It’s Monday evening – my fifth day on the boat. One sailor is telling me that I can see Carti from the island where we are docked. The road passes right trough those mountains. We will spend the night here. Oh wait we are moving. We we will be in Carti before sunset. Turns out that Carti is an island and so from there I will have to take one more boat before reaching the land. No more boats I want to scream! Before I go sleep I overhear one of the sailors that he asked around and they want to charge me $40 for crossing. “To hell with that”, I say to myself. I will wait on the island all day if I have too, but I will not pay more than twenty bucks.
In the morning the a small passanger boat pulls to the dock. When I talk to them they want thirty dollars to cross. In the end we agree on twenty with everything included. Loading is easy and I don’t allow them to put the bike on the side. After 10 minute ride unloading is tougher… there is tons of people on the docks but I already got used to the fact that nobody offers help around here. Somehow we manage to pull the bike up. It got scratched here and there but it’s on the mainland. After all the gas leaks and moving it around let’s see if it will start. It did! Now leaving port $1, leaving the indiginous reservation $10. One hour later I am on Panamerican Higway and heading to Panama City. I am in a different world: I see a famous red and yellow sign. Nothing could contrast more the last five days on the boat. I am stopping at McDonalds for breakfast.
Turbo – Capurgana $130 (or 240.000 Colombian pesos)
Capurgana – Puerto Obaldia $60 (or 100.000 Colombian pesos)
Puerto Obaldia – Carti US$120
Carti island – mainland US$20
Passing through Kuna indigenous reserve: US$10
Total: $340 (does not include hotel stays and food except food on cargo boat from Puerto Obaldia to Carti)
Simple steps for crossing from Colombia to Panama:
- Get to Turbo. Almost impossible to do any leg work previous to getting here.
- In the port check price for a speed boat to Capurgana – can they take bike as well? For how much?
- Check if you can find a cargo boat that will take the bike to Capurgana. Should be a fraction of what the speed boat people will charge you.
- Load the bike and head to Capurgana. Wait here for your bike to arrive if it is not on speed boat with you of course
- Get exit stamp from Colombia here. Take scheduled boat to Puerto Obaldia or hire your own boat.
- Get Panama entry stamp in Puerto Obaldia. Do temporary import for your motorcycle here at Aduana – its free exept few cents for copies. (have the Colombian copy of the temporary vehicle import with you. Don’t throw it away when nobody asks for it in Colombia)
- Wait for cargo boat willing to take you to Carti. Be prepared to take up to a week or maybe longer. You might be quoted all kinds of $$$.
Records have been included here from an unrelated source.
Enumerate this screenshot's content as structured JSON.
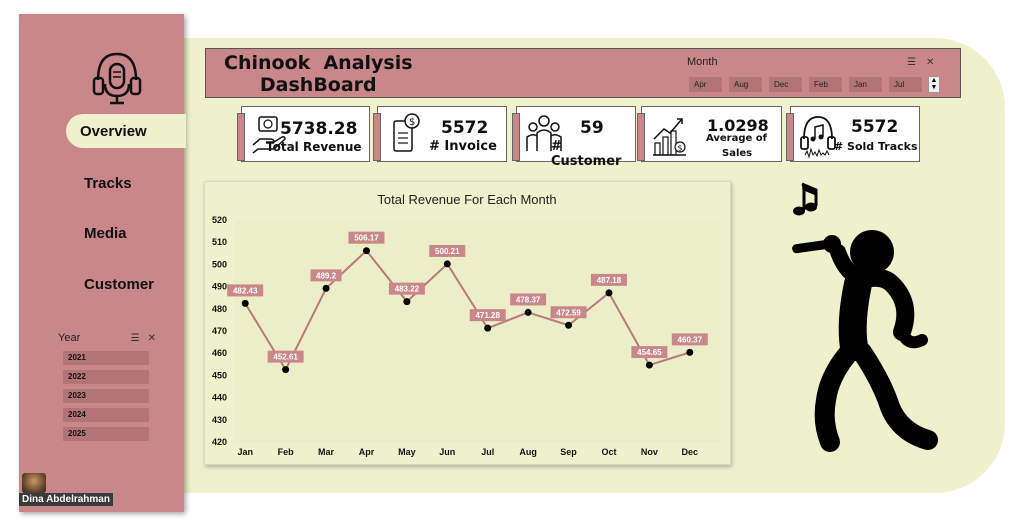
{
  "sidebar": {
    "nav": [
      {
        "label": "Overview",
        "active": true
      },
      {
        "label": "Tracks",
        "active": false
      },
      {
        "label": "Media",
        "active": false
      },
      {
        "label": "Customer",
        "active": false
      }
    ],
    "year_slicer": {
      "title": "Year",
      "items": [
        "2021",
        "2022",
        "2023",
        "2024",
        "2025"
      ]
    },
    "logo_icon": "podcast-headphones-icon"
  },
  "author": {
    "name": "Dina Abdelrahman"
  },
  "header": {
    "title_line1": "Chinook  Analysis",
    "title_line2": "DashBoard",
    "month_slicer": {
      "title": "Month",
      "items": [
        "Apr",
        "Aug",
        "Dec",
        "Feb",
        "Jan",
        "Jul"
      ]
    }
  },
  "cards": [
    {
      "value": "5738.28",
      "label": "Total Revenue",
      "icon": "money-hand-icon"
    },
    {
      "value": "5572",
      "label": "# Invoice",
      "icon": "invoice-icon"
    },
    {
      "value": "59",
      "label": "# Customer",
      "icon": "customers-icon"
    },
    {
      "value": "1.0298",
      "label_line1": "Average of",
      "label_line2": "Sales",
      "icon": "growth-chart-icon"
    },
    {
      "value": "5572",
      "label": "# Sold Tracks",
      "icon": "music-headphones-icon"
    }
  ],
  "colors": {
    "primary": "#c9878a",
    "background": "#eff0cc",
    "line": "#b77a7c",
    "label_bg": "#c9878a"
  },
  "chart_data": {
    "type": "line",
    "title": "Total Revenue For Each Month",
    "categories": [
      "Jan",
      "Feb",
      "Mar",
      "Apr",
      "May",
      "Jun",
      "Jul",
      "Aug",
      "Sep",
      "Oct",
      "Nov",
      "Dec"
    ],
    "values": [
      482.43,
      452.61,
      489.2,
      506.17,
      483.22,
      500.21,
      471.28,
      478.37,
      472.59,
      487.18,
      454.65,
      460.37
    ],
    "data_labels": [
      "482.43",
      "452.61",
      "489.2",
      "506.17",
      "483.22",
      "500.21",
      "471.28",
      "478.37",
      "472.59",
      "487.18",
      "454.65",
      "460.37"
    ],
    "yticks": [
      520,
      510,
      500,
      490,
      480,
      470,
      460,
      450,
      440,
      430,
      420
    ],
    "ylim": [
      420,
      520
    ],
    "grid": false,
    "legend": "none"
  }
}
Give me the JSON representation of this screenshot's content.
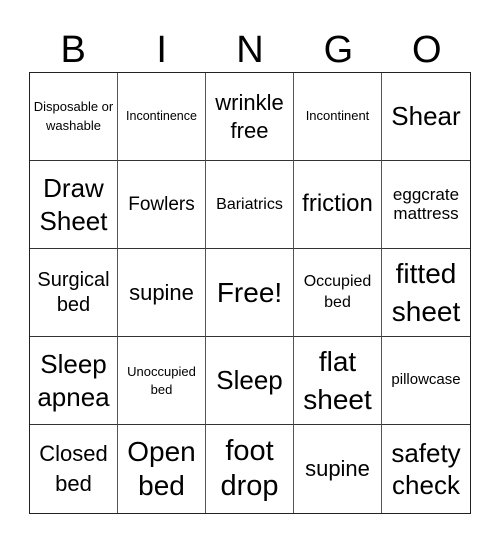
{
  "header": [
    "B",
    "I",
    "N",
    "G",
    "O"
  ],
  "cells": [
    "Disposable or washable",
    "Incontinence",
    "wrinkle free",
    "Incontinent",
    "Shear",
    "Draw Sheet",
    "Fowlers",
    "Bariatrics",
    "friction",
    "eggcrate mattress",
    "Surgical bed",
    "supine",
    "Free!",
    "Occupied bed",
    "fitted sheet",
    "Sleep apnea",
    "Unoccupied bed",
    "Sleep",
    "flat sheet",
    "pillowcase",
    "Closed bed",
    "Open bed",
    "foot drop",
    "supine",
    "safety check"
  ]
}
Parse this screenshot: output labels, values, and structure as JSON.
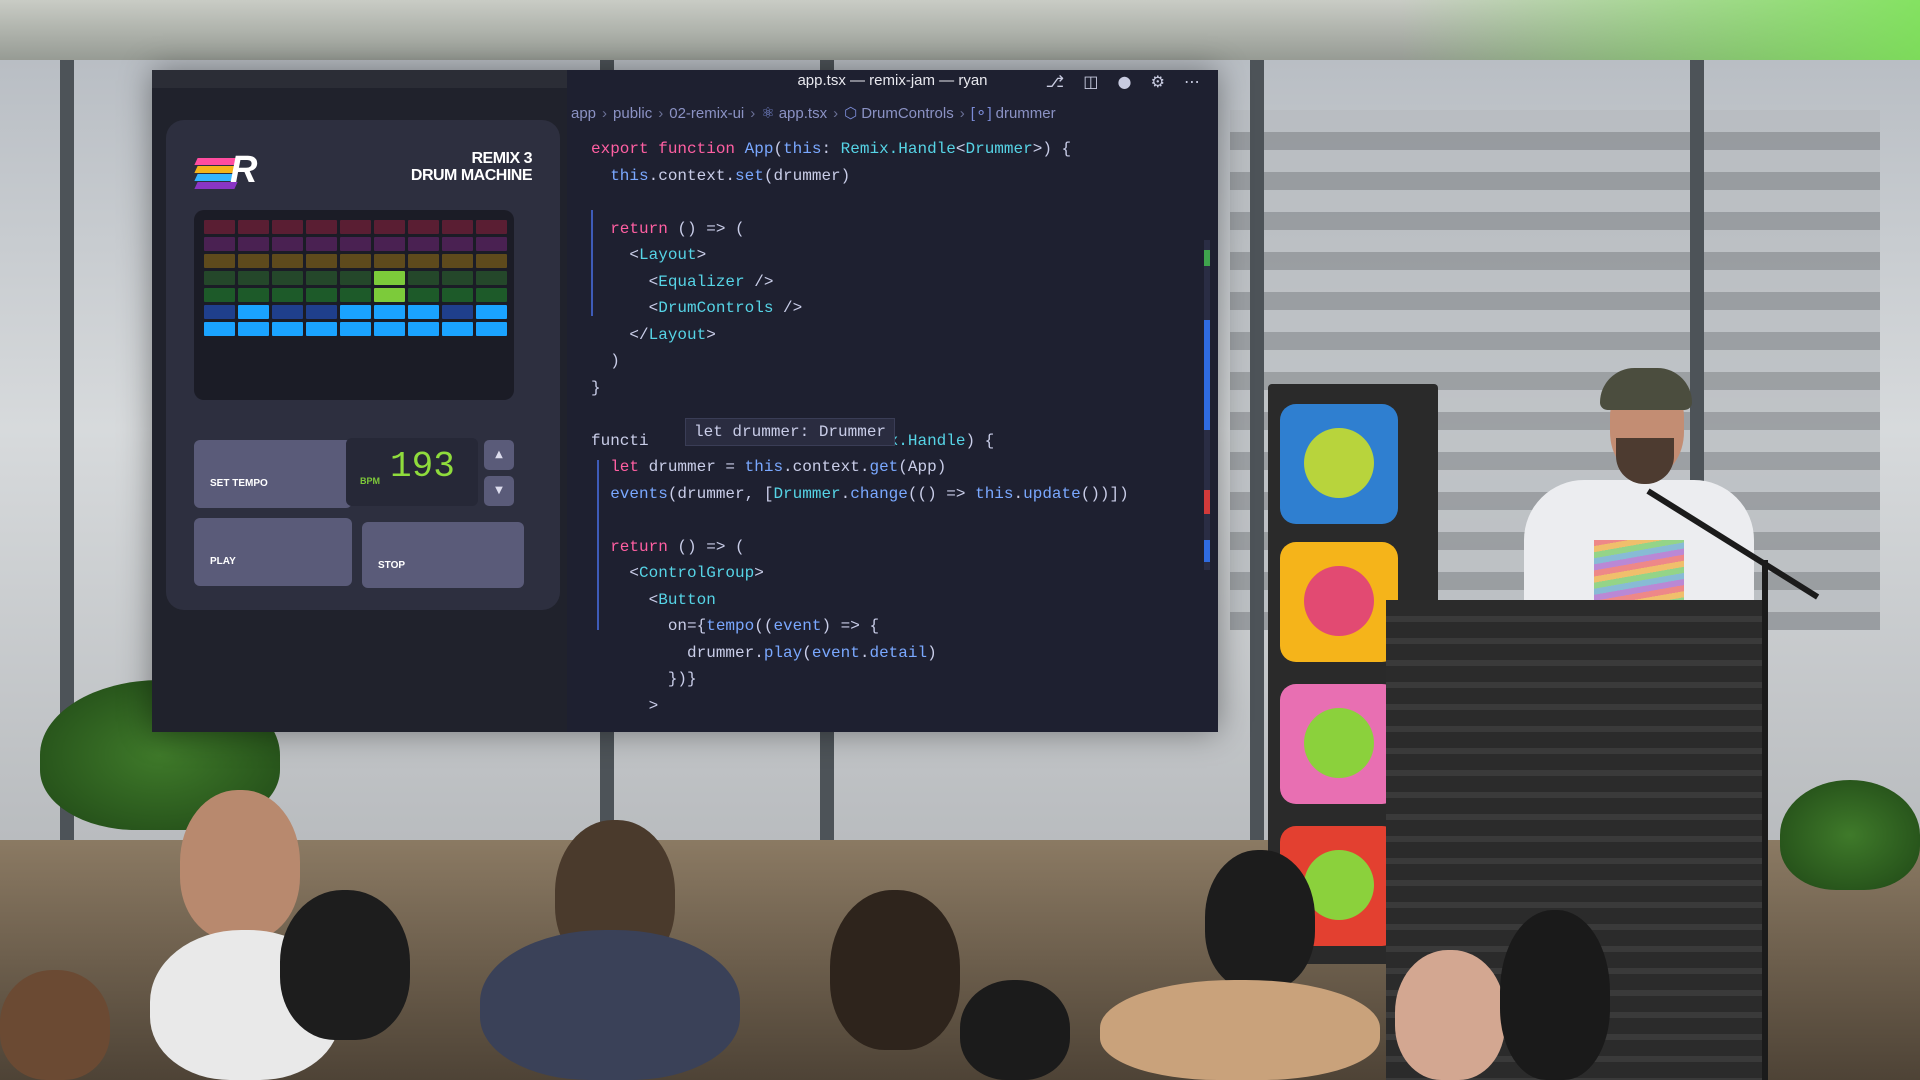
{
  "editor": {
    "window_title": "app.tsx — remix-jam — ryan",
    "title_icons": [
      "source-control-icon",
      "split-editor-icon",
      "unsaved-dot-icon",
      "gear-icon",
      "more-icon"
    ],
    "breadcrumb": [
      "app",
      "public",
      "02-remix-ui",
      "app.tsx",
      "DrumControls",
      "drummer"
    ],
    "hover_tooltip": "let drummer: Drummer",
    "code_lines": [
      "export function App(this: Remix.Handle<Drummer>) {",
      "  this.context.set(drummer)",
      "",
      "  return () => (",
      "    <Layout>",
      "      <Equalizer />",
      "      <DrumControls />",
      "    </Layout>",
      "  )",
      "}",
      "",
      "functi                     Remix.Handle) {",
      "  let drummer = this.context.get(App)",
      "  events(drummer, [Drummer.change(() => this.update())])",
      "",
      "  return () => (",
      "    <ControlGroup>",
      "      <Button",
      "        on={tempo((event) => {",
      "          drummer.play(event.detail)",
      "        })}",
      "      >"
    ]
  },
  "drum_app": {
    "title_line1": "REMIX 3",
    "title_line2": "DRUM MACHINE",
    "logo_letter": "R",
    "set_tempo_label": "SET TEMPO",
    "bpm_label": "BPM",
    "bpm_value": "193",
    "play_label": "PLAY",
    "stop_label": "STOP",
    "stepper_up": "▲",
    "stepper_down": "▼",
    "equalizer_columns_active_rows": [
      1,
      2,
      1,
      1,
      2,
      4,
      2,
      1,
      2
    ],
    "row_colors": [
      "#5a1e33",
      "#4a2152",
      "#5e4a1c",
      "#24472a",
      "#1d5a29",
      "#1f3f8c",
      "#1f3f8c"
    ],
    "active_row_colors": [
      "#d0203a",
      "#8a35c4",
      "#f5b41a",
      "#7ccb3a",
      "#7ccb3a",
      "#1aa3ff",
      "#1aa3ff"
    ]
  },
  "colors": {
    "keyword": "#ff5fa2",
    "function": "#7aa8ff",
    "type": "#56d4e6",
    "bpm_text": "#8fdc3c"
  }
}
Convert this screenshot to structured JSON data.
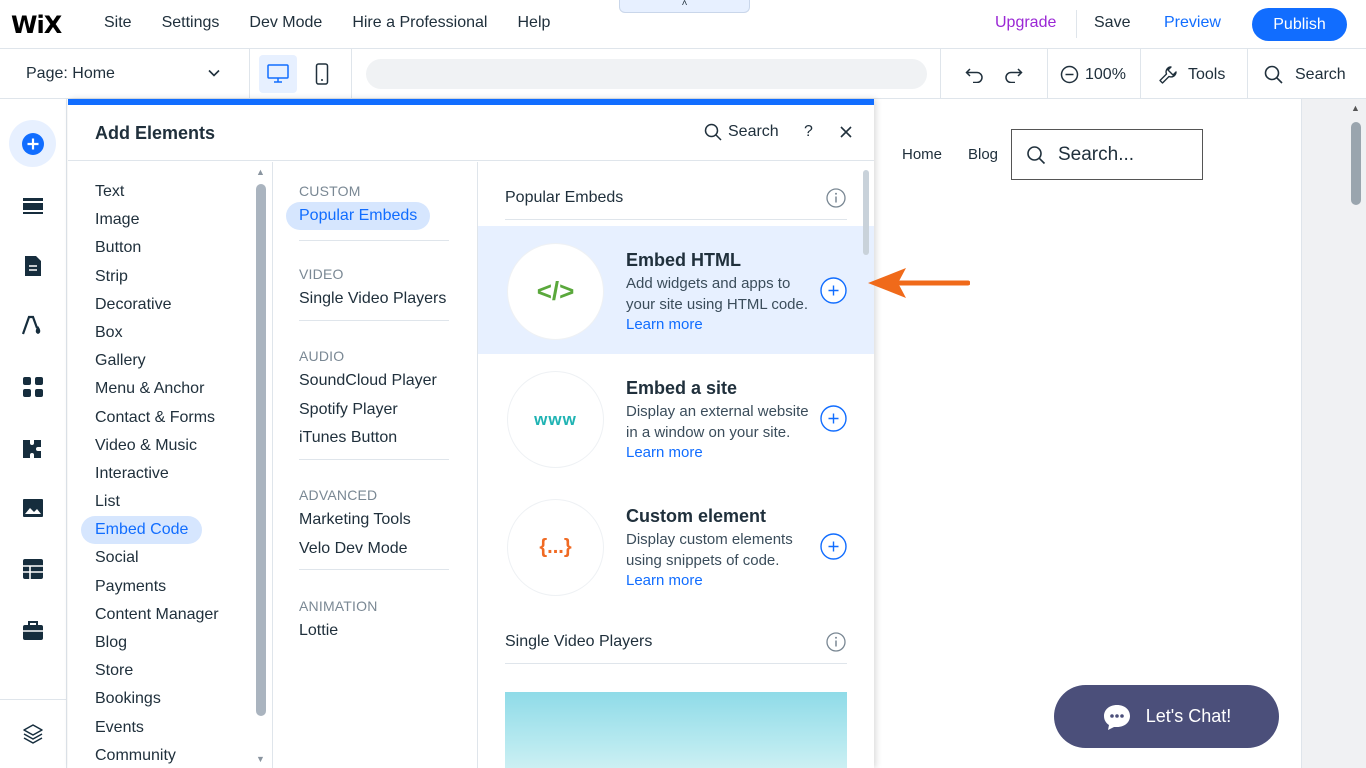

- In Carti hire a boat to drive you across to the mainland.
Tip: Simple and cheap hotel in Turbo is called Florida – few meters from the port. It has useful administrator Jhon Botero who have seen all sorts of people and vehicles cross.